Then of course, there are our institutions. Institutional autonomy has never before been eroded to such an extent. Many of us, even critics of the BJP and Modi, say “Oh, this has happened before.” The legitimacy we give to the BJP in this manner - that there’s nothing wrong with what you’re doing, and it’s all been done before - we must give thought to how we contribute to the legitimisation of a very different, very rightwing government, led by the RSS.
The less said about the role of the Election Commission, the better. Never before has the EC functioned in the way it has this time. I won’t belabour that point.
We have to wait for the final results, particularly in UP, but there has been a lot of talk about alliances and so on - and I must say, if it is true that the BJP has won such a huge share of the votes and seats in UP, alliance or no alliance, with 50% of the vote it would have been home and dry either way.
One could say, if there had been a pan-India alliance, there would have been a certain momentum, a certain coherence to the opposition, and the BJP’s strongman politics could have been tempered somewhat.
But this is a landslide. This is not a normal election. Going by the numbers as they stand, an alliance in UP or some other states would not have made a difference.
Another point is that it takes two hands to clap. If the main opposition party has 44 seats, and the one after it has 42 seats, why would you expect them to go out of their way to form an alliance? We mustn’t forget that there is a basic conflict between the Congress and the regional parties - most of them are breakaways from the Congress, many of them even have Congress in their names! Can we expect them to come together, to forge an understanding? We were under the impression that parties would set aside their very real differences, but why would they?
I am a student of the Congress, and have an academic interest in it. In this election, clearly they made tactical mistakes, and it could be argued that failing to form alliances was one of them. But there is also the leadership question that the Congress will have to confront: whether it can afford to continue with its family or dynastic leadership.
Another mistake was the unending focus on Rafale. To end every speech with ‘Chowkidar chor hai’ wasn’t working, and clearly hasn’t shown results.
But the Congress’s biggest failing is that it has no organisation. Take NYAY - if you have no organisation on the ground, who’s going to communicate NYAY? As far as its own organisation is concerned, the Congress did zilch in the ten years it was in power, and in the past five years too it has done zilch.
Now what lies ahead? One thing is clear - unlike what we’re going to hear, that with a comfortable majority the BJP will focus on development, that a 100-day plan has been drawn up with the bureaucrats - we cannot be fooled into thinking that there is a change in the RSS and the BJP. There is every reason to think they will be encouraged to do more of the same, or even worse.

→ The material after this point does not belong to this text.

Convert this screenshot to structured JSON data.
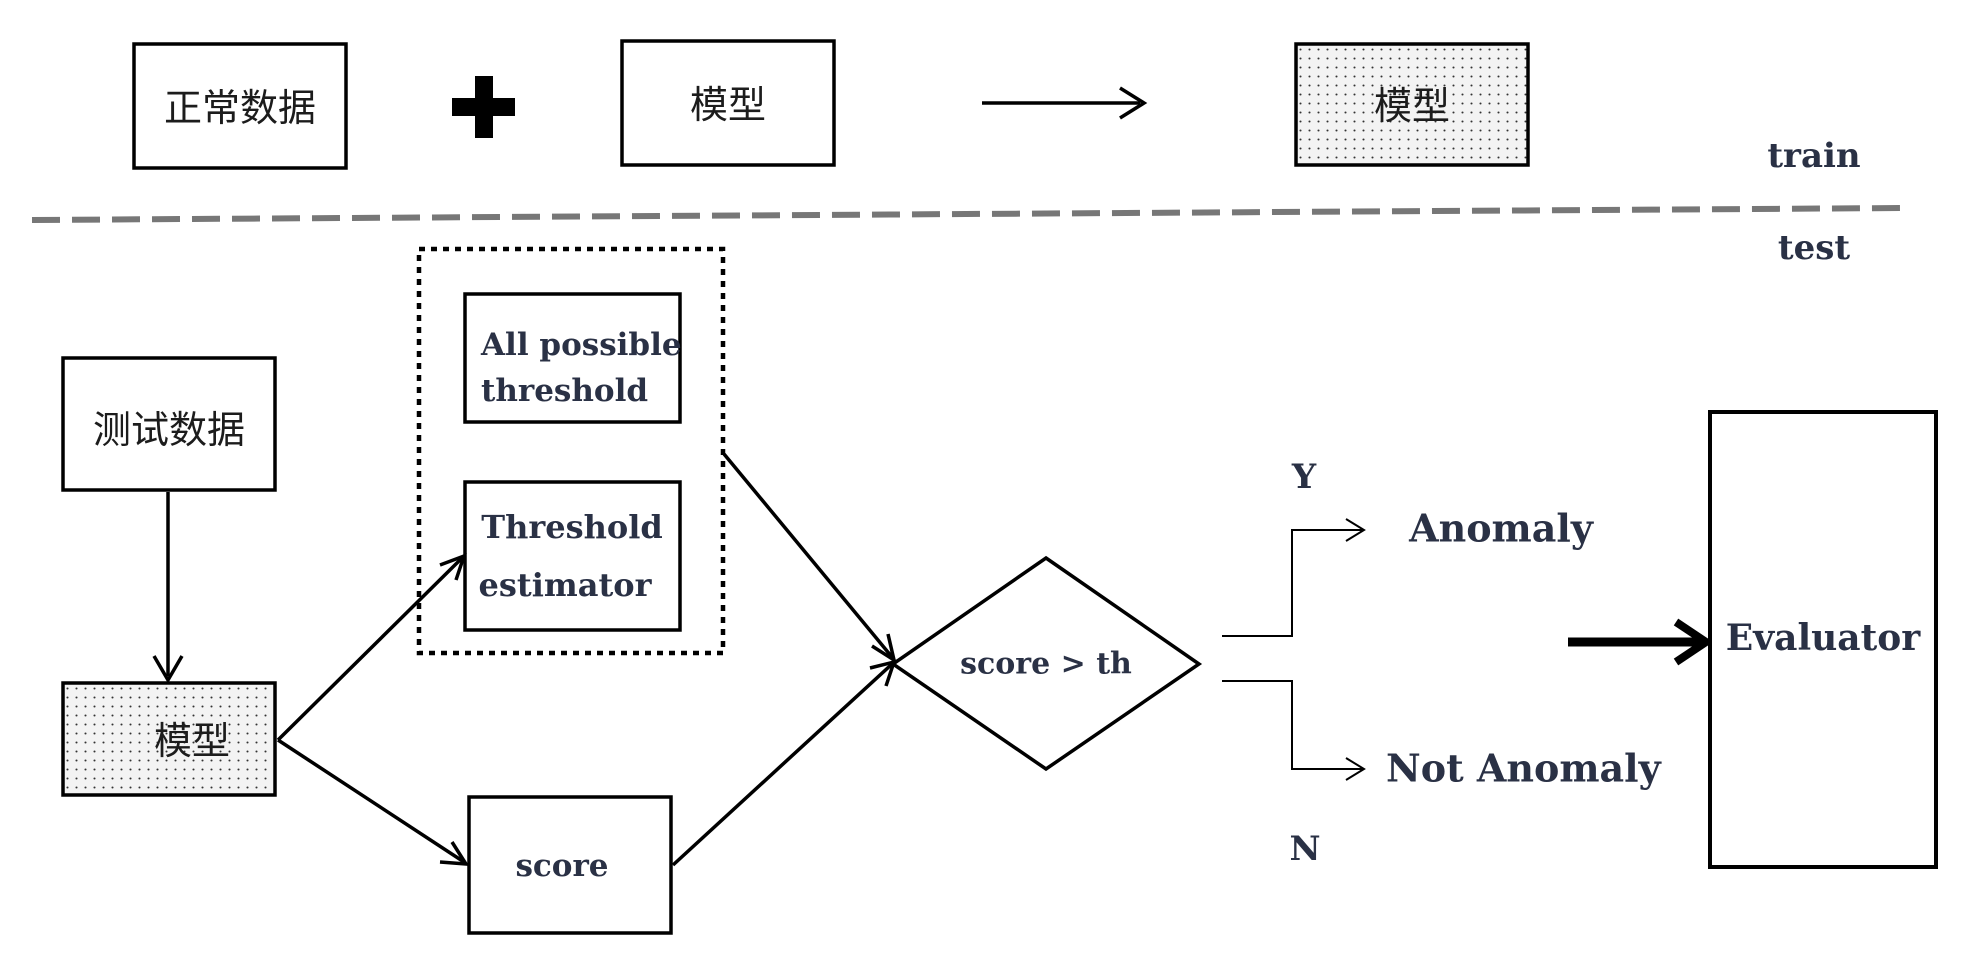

Centre-state relations will also change, and the federal structure will come under renewed pressure.
The erosion of institutions will continue. The university system will face an attack, and so will civil society organisations, NGOs, activists and others.
But this change is not irreversible. Rightwing parties do come to power through elections, but they are voted out of power as well.
With that in mind, I think the opposition has to focus on politics between elections. They must focus on mass mobilisation, which they haven’t done enough so far. The fight will have to go on, as it must, and we will have to do more than we have in the past five years.
Zoya Hasan is a political scientist and commentator. This is part of the election watch event held by The Citizen -- #TCElects -- at the Press Club of India.